> [THE PROBLEM]:
The full set of records is to be reproduced verbatim.

> [EXTRACTED DATA]:
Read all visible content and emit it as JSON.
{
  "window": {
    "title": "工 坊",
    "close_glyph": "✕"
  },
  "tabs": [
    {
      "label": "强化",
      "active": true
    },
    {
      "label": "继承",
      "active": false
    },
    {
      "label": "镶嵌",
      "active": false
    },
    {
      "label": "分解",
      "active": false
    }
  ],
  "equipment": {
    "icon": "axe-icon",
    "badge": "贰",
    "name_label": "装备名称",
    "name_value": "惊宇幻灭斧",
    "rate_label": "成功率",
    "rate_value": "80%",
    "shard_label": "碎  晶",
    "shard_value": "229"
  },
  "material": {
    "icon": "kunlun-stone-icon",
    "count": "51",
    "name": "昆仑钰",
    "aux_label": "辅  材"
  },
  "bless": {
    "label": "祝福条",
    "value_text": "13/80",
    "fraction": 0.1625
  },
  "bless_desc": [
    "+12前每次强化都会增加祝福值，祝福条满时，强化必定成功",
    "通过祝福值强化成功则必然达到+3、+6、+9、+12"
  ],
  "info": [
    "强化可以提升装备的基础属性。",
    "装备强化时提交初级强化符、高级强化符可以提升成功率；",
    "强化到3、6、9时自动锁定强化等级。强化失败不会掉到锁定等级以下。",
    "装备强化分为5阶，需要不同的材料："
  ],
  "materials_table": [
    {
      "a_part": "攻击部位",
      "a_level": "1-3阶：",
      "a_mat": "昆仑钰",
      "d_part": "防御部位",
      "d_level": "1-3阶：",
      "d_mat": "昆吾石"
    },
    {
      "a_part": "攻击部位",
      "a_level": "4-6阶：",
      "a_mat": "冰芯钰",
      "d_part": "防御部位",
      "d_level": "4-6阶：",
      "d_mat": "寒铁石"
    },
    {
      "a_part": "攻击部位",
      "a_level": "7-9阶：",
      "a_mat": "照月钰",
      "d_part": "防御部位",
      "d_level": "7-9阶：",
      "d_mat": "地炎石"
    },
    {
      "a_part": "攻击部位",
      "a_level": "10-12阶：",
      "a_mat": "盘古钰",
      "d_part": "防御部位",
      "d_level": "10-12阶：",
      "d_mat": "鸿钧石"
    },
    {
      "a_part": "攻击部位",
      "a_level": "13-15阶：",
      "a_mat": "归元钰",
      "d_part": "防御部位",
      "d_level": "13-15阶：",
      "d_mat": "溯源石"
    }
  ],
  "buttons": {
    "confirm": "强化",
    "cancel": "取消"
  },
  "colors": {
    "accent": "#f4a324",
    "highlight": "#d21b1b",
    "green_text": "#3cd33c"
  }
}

> [SOLUTION FOR THIS PROBLEM]:
Read all visible content and emit it as JSON.
{
  "window": {
    "title": "工 坊",
    "close_glyph": "✕"
  },
  "tabs": [
    {
      "label": "强化",
      "active": true
    },
    {
      "label": "继承",
      "active": false
    },
    {
      "label": "镶嵌",
      "active": false
    },
    {
      "label": "分解",
      "active": false
    }
  ],
  "equipment": {
    "icon": "axe-icon",
    "badge": "贰",
    "name_label": "装备名称",
    "name_value": "惊宇幻灭斧",
    "rate_label": "成功率",
    "rate_value": "80%",
    "shard_label": "碎  晶",
    "shard_value": "229"
  },
  "material": {
    "icon": "kunlun-stone-icon",
    "count": "51",
    "name": "昆仑钰",
    "aux_label": "辅  材"
  },
  "bless": {
    "label": "祝福条",
    "value_text": "13/80",
    "fraction": 0.1625
  },
  "bless_desc": [
    "+12前每次强化都会增加祝福值，祝福条满时，强化必定成功",
    "通过祝福值强化成功则必然达到+3、+6、+9、+12"
  ],
  "info": [
    "强化可以提升装备的基础属性。",
    "装备强化时提交初级强化符、高级强化符可以提升成功率；",
    "强化到3、6、9时自动锁定强化等级。强化失败不会掉到锁定等级以下。",
    "装备强化分为5阶，需要不同的材料："
  ],
  "materials_table": [
    {
      "a_part": "攻击部位",
      "a_level": "1-3阶：",
      "a_mat": "昆仑钰",
      "d_part": "防御部位",
      "d_level": "1-3阶：",
      "d_mat": "昆吾石"
    },
    {
      "a_part": "攻击部位",
      "a_level": "4-6阶：",
      "a_mat": "冰芯钰",
      "d_part": "防御部位",
      "d_level": "4-6阶：",
      "d_mat": "寒铁石"
    },
    {
      "a_part": "攻击部位",
      "a_level": "7-9阶：",
      "a_mat": "照月钰",
      "d_part": "防御部位",
      "d_level": "7-9阶：",
      "d_mat": "地炎石"
    },
    {
      "a_part": "攻击部位",
      "a_level": "10-12阶：",
      "a_mat": "盘古钰",
      "d_part": "防御部位",
      "d_level": "10-12阶：",
      "d_mat": "鸿钧石"
    },
    {
      "a_part": "攻击部位",
      "a_level": "13-15阶：",
      "a_mat": "归元钰",
      "d_part": "防御部位",
      "d_level": "13-15阶：",
      "d_mat": "溯源石"
    }
  ],
  "buttons": {
    "confirm": "强化",
    "cancel": "取消"
  },
  "colors": {
    "accent": "#f4a324",
    "highlight": "#d21b1b",
    "green_text": "#3cd33c"
  }
}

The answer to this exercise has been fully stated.